Degenerative tissue changes
Plantar fasciitis is a condition that occurs when stress to your feet from certain activities cause degenerative tissue changes. The tissue changes cause inflammation in the band of connective tissue that connects your heel to your toes called the plantar fascia. The plantar fascia supports the arch of your foot and provides some of the forces that are required for you to walk.
Plantar fasciitis, the inflammation of the plantar fascia, is a very common cause of foot pain. When mild it just makes walking painful at certain times of the day, like first thing in the morning. When severe it can be quite debilitating and limit your ability to even stand without pain.
So how do you know it’s plantar fasciitis?
Well, if you have symptoms like these you just may: pain located near the heel that increases with the first several steps in the morning and after sitting for long periods of time; pain often subsides after walking for a few minutes or warming up during exercise; pain that can also occur when standing for a long time or walking a long distance; and pain that increases throughout the day.
There are also several risk factors that can point to it as well
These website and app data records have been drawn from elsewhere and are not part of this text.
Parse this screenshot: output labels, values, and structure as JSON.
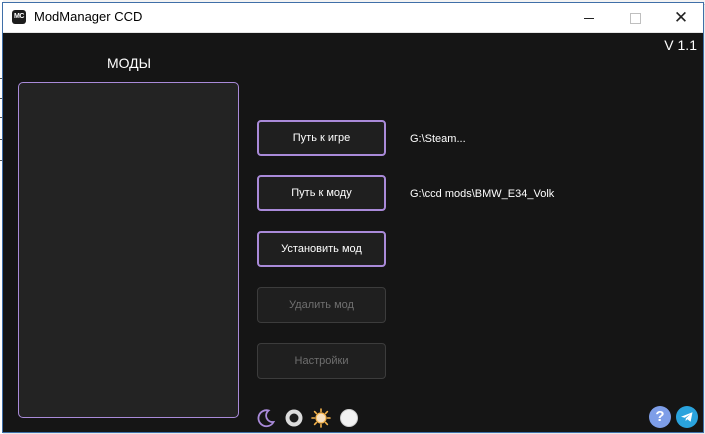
{
  "window": {
    "title": "ModManager CCD",
    "app_icon_text": "MC",
    "controls": {
      "minimize": "minimize",
      "maximize": "maximize",
      "close": "✕"
    }
  },
  "version": "V 1.1",
  "mods_panel": {
    "title": "МОДЫ",
    "items": []
  },
  "buttons": {
    "game_path": "Путь к игре",
    "mod_path": "Путь к моду",
    "install": "Установить мод",
    "delete": "Удалить мод",
    "settings": "Настройки"
  },
  "paths": {
    "game": "G:\\Steam...",
    "mod": "G:\\ccd mods\\BMW_E34_Volk"
  },
  "theme_icons": [
    "moon-icon",
    "dark-radio-icon",
    "sun-icon",
    "light-radio-icon"
  ],
  "corner_icons": {
    "help": "?",
    "telegram": "telegram-icon"
  },
  "colors": {
    "accent": "#a98ad9",
    "window_bg": "#151515",
    "panel_bg": "#232323",
    "help_icon": "#7e9ee8",
    "telegram_icon": "#2aa3dd"
  },
  "states": {
    "delete_enabled": false,
    "settings_enabled": false
  }
}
Things like having flat feet or high arches, participating in activities like running, speed walking and exercises that put stress on the feet. If you have or do these things it’s not guaranteed you will get plantar fasciitis, but it makes it more likely.
Plantar fasciitis is quite treatable. Physical therapy can help with exercises and stretches or can recommend aid all the way to surgery.
One way you can help yourself is to wear appropriate footwear. If you have either flat feet or high arches, wear shoes that have enough support for your arches. Don’t keep wearing sneakers that are worn out. If you run or walk regularly, you need to replace your shoes every 3 months or so.
If you have serious pain, think about having custom orthotics. These shoes help to distribute the forces to the foot while supporting the arches and improving foot mechanics. To fight the pain, ice your foot, and take anti-inflammatory medication like Advil® or Motrin®.
Go see your physical therapist to get the best aid to help your pain. Don’t suffer through it, treat it.
If you are in the Denver area, sign up for a FREE Pain Evaluation today to find out how Physical Therapy can help!